EXERCISE DIRECTIONS: Give the number of lines below that hold "icon", and only that.

Dataset rows describing interfaces
━━━━━━━━━━

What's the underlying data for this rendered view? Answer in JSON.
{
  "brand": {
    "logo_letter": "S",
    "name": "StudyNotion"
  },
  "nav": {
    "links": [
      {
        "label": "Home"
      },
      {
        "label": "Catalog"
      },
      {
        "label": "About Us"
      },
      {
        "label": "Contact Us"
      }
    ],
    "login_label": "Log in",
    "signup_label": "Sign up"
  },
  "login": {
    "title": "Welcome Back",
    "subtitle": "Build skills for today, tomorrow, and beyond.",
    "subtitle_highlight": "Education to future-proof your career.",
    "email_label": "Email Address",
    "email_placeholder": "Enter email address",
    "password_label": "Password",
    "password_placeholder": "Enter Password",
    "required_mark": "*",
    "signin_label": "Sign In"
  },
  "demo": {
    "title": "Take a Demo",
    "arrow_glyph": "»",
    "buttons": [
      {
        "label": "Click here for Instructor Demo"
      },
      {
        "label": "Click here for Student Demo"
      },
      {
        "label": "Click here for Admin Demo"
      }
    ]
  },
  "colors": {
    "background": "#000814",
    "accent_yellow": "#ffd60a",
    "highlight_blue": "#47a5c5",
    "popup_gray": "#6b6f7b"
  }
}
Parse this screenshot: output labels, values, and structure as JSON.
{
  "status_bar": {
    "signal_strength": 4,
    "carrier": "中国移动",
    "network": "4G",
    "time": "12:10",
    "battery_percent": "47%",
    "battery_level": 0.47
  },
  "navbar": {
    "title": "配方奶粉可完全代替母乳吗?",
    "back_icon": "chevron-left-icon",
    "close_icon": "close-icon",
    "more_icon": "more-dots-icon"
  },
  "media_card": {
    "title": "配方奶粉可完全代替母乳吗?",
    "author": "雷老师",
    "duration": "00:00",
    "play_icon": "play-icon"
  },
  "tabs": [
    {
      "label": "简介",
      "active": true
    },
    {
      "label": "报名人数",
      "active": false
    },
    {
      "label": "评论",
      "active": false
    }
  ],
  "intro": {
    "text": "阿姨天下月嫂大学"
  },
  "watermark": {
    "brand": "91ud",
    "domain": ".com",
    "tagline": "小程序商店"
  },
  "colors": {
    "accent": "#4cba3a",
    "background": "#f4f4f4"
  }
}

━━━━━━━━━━

PROBLEM SOLUTION: 4